* _WORK TO BE COMPLETED_
Return verbatim the line containing "Extract the structured" together with all lines that follow it, through the end of the records.

╭─ INPUT DATA

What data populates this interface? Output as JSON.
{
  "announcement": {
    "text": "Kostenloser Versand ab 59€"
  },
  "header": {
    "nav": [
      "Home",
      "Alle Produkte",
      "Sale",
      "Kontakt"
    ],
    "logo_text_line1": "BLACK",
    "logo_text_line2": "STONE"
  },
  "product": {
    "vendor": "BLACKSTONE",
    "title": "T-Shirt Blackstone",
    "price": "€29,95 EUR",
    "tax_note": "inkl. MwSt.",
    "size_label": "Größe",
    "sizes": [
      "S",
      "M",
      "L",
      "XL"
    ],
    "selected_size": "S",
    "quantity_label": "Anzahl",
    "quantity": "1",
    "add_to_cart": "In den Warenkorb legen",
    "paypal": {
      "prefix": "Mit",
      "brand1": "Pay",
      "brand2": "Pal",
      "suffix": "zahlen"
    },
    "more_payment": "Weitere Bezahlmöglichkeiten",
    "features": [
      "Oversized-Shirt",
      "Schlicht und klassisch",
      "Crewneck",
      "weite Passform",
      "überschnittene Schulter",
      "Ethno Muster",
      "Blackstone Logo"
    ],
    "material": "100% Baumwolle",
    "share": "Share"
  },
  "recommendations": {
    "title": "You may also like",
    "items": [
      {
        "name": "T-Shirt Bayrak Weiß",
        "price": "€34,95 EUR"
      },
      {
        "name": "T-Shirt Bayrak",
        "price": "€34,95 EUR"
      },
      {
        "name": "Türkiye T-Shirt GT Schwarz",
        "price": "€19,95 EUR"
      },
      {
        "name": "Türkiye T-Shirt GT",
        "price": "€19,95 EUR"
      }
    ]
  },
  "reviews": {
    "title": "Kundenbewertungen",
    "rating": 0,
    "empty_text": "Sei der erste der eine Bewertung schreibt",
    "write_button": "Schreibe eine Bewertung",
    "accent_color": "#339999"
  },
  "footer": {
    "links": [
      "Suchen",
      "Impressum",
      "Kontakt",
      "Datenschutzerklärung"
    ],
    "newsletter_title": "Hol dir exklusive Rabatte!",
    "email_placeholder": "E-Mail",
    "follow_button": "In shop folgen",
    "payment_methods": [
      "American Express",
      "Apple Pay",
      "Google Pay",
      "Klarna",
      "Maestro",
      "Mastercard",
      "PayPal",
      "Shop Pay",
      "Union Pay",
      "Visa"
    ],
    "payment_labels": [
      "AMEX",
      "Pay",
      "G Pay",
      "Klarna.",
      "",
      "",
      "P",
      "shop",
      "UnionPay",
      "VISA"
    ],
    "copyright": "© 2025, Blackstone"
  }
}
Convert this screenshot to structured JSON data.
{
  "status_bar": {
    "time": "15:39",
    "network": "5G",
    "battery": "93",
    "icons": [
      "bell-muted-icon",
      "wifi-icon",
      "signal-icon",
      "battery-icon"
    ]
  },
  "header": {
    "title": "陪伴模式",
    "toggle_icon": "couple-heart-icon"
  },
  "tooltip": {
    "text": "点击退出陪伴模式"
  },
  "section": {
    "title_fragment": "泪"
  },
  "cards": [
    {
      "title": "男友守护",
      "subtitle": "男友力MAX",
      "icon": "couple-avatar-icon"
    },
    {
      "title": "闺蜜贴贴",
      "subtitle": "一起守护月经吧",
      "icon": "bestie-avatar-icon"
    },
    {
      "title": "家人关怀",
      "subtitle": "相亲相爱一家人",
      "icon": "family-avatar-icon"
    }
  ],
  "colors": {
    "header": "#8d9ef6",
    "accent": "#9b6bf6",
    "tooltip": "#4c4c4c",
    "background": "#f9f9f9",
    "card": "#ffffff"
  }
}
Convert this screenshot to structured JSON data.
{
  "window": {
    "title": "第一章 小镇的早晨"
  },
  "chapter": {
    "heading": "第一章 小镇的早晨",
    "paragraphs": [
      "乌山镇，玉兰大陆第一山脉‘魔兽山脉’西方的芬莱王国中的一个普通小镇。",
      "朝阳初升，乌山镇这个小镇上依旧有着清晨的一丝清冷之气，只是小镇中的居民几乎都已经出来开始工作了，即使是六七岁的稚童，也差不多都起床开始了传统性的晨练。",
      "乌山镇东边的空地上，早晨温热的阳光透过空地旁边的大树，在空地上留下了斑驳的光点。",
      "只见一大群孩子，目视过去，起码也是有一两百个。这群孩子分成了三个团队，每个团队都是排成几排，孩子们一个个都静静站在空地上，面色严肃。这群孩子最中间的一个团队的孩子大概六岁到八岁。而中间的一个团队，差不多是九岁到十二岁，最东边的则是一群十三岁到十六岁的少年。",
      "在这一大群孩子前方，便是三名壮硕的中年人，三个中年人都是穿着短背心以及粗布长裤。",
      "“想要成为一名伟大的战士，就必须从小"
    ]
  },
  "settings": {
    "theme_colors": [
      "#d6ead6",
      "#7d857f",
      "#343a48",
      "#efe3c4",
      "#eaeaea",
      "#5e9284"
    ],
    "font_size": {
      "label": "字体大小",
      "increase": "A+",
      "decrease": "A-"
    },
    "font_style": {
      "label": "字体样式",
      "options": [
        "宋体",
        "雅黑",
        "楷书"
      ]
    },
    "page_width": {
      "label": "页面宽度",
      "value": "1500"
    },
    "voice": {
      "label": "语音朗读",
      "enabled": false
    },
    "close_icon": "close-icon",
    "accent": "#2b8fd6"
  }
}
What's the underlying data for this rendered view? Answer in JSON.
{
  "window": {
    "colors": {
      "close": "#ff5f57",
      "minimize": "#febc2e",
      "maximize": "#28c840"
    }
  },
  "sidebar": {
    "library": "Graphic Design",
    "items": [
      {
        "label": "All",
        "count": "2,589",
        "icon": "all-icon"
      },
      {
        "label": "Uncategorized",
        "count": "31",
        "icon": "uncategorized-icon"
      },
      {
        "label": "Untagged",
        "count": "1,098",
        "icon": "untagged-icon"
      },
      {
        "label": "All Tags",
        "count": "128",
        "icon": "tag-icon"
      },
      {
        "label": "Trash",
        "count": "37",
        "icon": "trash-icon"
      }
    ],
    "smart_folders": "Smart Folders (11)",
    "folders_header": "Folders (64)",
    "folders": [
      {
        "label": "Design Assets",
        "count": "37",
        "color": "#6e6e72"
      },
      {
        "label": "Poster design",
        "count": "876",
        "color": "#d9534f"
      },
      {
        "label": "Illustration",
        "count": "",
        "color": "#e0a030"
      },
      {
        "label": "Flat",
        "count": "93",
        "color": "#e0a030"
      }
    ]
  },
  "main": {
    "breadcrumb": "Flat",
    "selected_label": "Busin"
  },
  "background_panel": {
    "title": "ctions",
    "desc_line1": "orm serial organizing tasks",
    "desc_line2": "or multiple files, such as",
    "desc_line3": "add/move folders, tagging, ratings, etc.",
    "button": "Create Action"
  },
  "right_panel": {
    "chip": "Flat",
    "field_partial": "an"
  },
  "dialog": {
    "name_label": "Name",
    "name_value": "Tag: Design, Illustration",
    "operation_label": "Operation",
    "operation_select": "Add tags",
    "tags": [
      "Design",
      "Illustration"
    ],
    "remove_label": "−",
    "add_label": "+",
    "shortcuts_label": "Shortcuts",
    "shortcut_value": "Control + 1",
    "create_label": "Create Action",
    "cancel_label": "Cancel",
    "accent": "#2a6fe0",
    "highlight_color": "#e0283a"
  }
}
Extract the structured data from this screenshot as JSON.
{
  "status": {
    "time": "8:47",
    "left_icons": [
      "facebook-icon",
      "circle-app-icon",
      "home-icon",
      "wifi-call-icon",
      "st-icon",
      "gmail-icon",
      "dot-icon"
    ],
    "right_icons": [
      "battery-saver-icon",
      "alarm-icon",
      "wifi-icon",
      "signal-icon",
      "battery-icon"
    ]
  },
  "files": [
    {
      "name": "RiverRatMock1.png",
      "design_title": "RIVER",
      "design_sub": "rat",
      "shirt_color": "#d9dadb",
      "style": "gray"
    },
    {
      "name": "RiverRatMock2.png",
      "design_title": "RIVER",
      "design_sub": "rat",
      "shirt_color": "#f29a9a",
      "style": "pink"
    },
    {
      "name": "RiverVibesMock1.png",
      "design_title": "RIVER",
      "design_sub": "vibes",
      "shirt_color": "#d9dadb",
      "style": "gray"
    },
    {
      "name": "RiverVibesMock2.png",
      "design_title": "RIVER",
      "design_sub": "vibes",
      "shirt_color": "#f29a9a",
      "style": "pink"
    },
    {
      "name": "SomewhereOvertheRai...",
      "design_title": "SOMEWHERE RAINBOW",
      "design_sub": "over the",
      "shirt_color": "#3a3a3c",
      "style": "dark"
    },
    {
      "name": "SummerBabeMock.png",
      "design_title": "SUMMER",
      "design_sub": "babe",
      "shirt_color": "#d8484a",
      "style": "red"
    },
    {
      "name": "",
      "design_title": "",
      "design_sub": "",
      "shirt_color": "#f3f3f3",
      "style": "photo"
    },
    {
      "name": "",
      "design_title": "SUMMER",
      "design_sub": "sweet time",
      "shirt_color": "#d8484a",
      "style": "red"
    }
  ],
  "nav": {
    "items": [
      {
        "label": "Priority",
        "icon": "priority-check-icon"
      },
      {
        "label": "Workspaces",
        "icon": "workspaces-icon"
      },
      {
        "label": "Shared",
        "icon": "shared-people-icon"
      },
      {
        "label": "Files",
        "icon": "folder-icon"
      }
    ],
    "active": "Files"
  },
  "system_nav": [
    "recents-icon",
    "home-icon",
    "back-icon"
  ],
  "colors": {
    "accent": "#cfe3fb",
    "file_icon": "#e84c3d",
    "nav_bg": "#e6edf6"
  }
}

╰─

* _COMPLETED EXERCISE_
Extract the structured data from this screenshot as JSON.
{
  "status": {
    "time": "8:47",
    "left_icons": [
      "facebook-icon",
      "circle-app-icon",
      "home-icon",
      "wifi-call-icon",
      "st-icon",
      "gmail-icon",
      "dot-icon"
    ],
    "right_icons": [
      "battery-saver-icon",
      "alarm-icon",
      "wifi-icon",
      "signal-icon",
      "battery-icon"
    ]
  },
  "files": [
    {
      "name": "RiverRatMock1.png",
      "design_title": "RIVER",
      "design_sub": "rat",
      "shirt_color": "#d9dadb",
      "style": "gray"
    },
    {
      "name": "RiverRatMock2.png",
      "design_title": "RIVER",
      "design_sub": "rat",
      "shirt_color": "#f29a9a",
      "style": "pink"
    },
    {
      "name": "RiverVibesMock1.png",
      "design_title": "RIVER",
      "design_sub": "vibes",
      "shirt_color": "#d9dadb",
      "style": "gray"
    },
    {
      "name": "RiverVibesMock2.png",
      "design_title": "RIVER",
      "design_sub": "vibes",
      "shirt_color": "#f29a9a",
      "style": "pink"
    },
    {
      "name": "SomewhereOvertheRai...",
      "design_title": "SOMEWHERE RAINBOW",
      "design_sub": "over the",
      "shirt_color": "#3a3a3c",
      "style": "dark"
    },
    {
      "name": "SummerBabeMock.png",
      "design_title": "SUMMER",
      "design_sub": "babe",
      "shirt_color": "#d8484a",
      "style": "red"
    },
    {
      "name": "",
      "design_title": "",
      "design_sub": "",
      "shirt_color": "#f3f3f3",
      "style": "photo"
    },
    {
      "name": "",
      "design_title": "SUMMER",
      "design_sub": "sweet time",
      "shirt_color": "#d8484a",
      "style": "red"
    }
  ],
  "nav": {
    "items": [
      {
        "label": "Priority",
        "icon": "priority-check-icon"
      },
      {
        "label": "Workspaces",
        "icon": "workspaces-icon"
      },
      {
        "label": "Shared",
        "icon": "shared-people-icon"
      },
      {
        "label": "Files",
        "icon": "folder-icon"
      }
    ],
    "active": "Files"
  },
  "system_nav": [
    "recents-icon",
    "home-icon",
    "back-icon"
  ],
  "colors": {
    "accent": "#cfe3fb",
    "file_icon": "#e84c3d",
    "nav_bg": "#e6edf6"
  }
}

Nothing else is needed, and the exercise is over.